The nearest town of Kenmare, ten miles from the Dodds, is home to one of the seventeen Carnegie Libraries in Ireland.
The next nearest was in Killorglin, fifty miles from the Dodds. It would have made a fabulous day ride out and back, over and through the Killarney National Park, but I couldn't separate myself from our merry times that long no matter how good it would have been for my Tour preparation.
My Irish Carnegie tally had to end with three of the four Carnegies in and around Dublin that I was able to search out during our three-hour layover waiting for the ferry to Wales after taking the three-hour train from the Dodds to Dublin. The central library was two-and-a-half miles from the train station. I strapped on Janina's fifty-pound backpack and she pushed my bike. We both wished we knew "Ulysses" better, as we knew Joyce would have commented on our surroundings. We saw one plaque on the sidewalk with reference to his book with embedded footsteps leading to more, but not in the direction we were headed.
The library was a little further from the central district than we had hoped, so Janina had to resort to a taxi rather than a bus for the final five miles to the ferry while I had an hour to track down two neighborhood Carnegies. It was a bit frantic but I managed it with five minutes to spare.
The Pembroke library had just closed at one for a lunch break when I pulled up in front of it, so I couldn't ask about it or get good directions to the next one in Rathmines, instead relying on my trusty GPS device.
When I asked directions from one guy he would barely let me go asking one question after another beginning with the usual, "Where are you from?" I hated to be an American in a rush, but I had no choice. The Rathmines library was covered in scaffolding. It had celebrated its one hundredth anniversary the year before. Above the entry was a plaque acknowledging Carnegie's "munificence," another of those ten-dollar words the English use whenever they can. The Hanwell Carnegie outside London used the word "benificence" to describe Carnegie's generosity.
Janina and I boarded the ferry separately, me wheeling my bike down below with the cars and she walking on with the foot passengers, and met up at the information desk aboard the ferry for our final two hours together. She would take the train back to London while I would bike to Leeds, one hundred and fifty miles away for the start of The Tour. We sat with a couple from Yorkshire who had just spent a week on a sailboat traveling the Shannon River. The Tour would be passing less than half a mile from their home on Stage One. They said there had been intense excitement for months throughout the region. The Tour coming to Yorkshire was the best thing that had happened to it in years, they gushed.
They were disappointed England had been knocked out of the World Cup, but at least it meant everyone could focus all their attention on The Tour. I offered them an English flag, even one with the antennae still in tact for their drive home, but they declined.

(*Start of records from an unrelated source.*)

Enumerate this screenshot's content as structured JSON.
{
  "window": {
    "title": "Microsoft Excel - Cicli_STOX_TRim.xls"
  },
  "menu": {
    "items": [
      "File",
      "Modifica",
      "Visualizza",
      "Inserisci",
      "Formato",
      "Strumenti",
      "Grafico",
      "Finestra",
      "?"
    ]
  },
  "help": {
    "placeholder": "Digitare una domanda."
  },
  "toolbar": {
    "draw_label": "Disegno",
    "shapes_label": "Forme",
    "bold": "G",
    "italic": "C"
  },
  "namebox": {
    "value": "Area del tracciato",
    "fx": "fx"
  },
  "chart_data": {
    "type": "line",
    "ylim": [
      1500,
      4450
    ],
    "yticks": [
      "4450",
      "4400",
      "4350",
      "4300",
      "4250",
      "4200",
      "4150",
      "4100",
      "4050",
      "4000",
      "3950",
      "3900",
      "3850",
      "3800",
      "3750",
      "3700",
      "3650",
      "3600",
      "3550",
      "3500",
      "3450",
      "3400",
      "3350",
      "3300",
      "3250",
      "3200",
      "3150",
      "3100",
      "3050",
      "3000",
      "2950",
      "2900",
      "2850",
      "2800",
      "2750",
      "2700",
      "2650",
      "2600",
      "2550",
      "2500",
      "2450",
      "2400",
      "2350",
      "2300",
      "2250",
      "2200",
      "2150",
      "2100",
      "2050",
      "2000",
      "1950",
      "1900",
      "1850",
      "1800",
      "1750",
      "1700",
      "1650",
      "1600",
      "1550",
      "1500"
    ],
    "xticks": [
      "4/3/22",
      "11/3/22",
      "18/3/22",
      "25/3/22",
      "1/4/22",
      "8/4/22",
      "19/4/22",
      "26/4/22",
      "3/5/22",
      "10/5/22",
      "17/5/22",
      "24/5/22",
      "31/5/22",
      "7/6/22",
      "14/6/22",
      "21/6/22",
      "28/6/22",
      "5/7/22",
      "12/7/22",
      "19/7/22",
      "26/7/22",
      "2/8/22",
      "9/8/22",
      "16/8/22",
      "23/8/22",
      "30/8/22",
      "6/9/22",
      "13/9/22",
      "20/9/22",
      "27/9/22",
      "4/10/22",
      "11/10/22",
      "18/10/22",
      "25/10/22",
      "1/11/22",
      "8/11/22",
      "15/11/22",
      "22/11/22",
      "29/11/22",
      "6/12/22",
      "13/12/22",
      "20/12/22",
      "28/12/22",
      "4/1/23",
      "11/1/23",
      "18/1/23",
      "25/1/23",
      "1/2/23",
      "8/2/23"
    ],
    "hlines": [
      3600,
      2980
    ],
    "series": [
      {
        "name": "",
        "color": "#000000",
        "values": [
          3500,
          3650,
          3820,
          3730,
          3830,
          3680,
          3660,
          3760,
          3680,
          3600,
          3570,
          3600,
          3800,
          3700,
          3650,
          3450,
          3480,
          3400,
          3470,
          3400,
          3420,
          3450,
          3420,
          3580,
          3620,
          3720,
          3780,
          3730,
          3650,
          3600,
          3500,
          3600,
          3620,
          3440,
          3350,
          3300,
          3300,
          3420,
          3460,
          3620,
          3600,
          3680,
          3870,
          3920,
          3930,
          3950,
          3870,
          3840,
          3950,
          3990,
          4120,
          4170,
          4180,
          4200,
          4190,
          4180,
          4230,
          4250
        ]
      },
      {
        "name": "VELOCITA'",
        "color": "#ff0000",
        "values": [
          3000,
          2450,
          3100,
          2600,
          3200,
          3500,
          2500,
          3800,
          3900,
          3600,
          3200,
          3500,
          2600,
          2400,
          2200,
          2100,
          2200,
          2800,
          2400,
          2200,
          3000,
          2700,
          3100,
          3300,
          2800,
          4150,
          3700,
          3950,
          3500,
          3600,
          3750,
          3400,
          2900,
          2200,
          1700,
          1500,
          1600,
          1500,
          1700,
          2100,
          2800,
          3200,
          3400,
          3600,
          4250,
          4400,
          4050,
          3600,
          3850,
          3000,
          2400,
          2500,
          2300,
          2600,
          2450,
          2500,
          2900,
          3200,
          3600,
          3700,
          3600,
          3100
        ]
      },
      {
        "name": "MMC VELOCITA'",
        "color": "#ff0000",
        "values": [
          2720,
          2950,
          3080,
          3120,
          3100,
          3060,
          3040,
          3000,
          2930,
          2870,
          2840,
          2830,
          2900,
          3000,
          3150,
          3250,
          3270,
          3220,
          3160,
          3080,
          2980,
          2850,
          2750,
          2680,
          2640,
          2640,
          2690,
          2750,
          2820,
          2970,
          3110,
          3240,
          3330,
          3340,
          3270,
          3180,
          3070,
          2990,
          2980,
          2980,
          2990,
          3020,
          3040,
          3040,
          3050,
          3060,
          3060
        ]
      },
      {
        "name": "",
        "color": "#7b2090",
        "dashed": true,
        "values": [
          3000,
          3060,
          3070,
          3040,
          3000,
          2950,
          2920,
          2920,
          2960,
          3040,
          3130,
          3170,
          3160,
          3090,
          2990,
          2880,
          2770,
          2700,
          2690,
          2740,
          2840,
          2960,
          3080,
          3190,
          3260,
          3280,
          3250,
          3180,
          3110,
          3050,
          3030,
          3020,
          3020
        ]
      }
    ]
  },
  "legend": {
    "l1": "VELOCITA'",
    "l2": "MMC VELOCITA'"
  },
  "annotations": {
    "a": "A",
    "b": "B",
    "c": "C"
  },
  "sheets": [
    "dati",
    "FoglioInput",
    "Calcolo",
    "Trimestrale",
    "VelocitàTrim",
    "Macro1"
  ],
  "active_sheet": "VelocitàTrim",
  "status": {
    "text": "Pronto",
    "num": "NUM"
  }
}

The only person I met in Ireland who would accept one was an English friend of the Dodds who wore a full-size English flag draped over his shoulders whenever England played along with wearing a pair of English flag socks. He was a hardy, adventuristic soul, going for long hikes and climbing mountains all over the world. One of his most noteworthy was climbing Mount Whitney in California and continuing on the John Muir Trail to Yosemite. He would love to do the Appalachia Trail, but next up is a jaunt through the Pyrenees.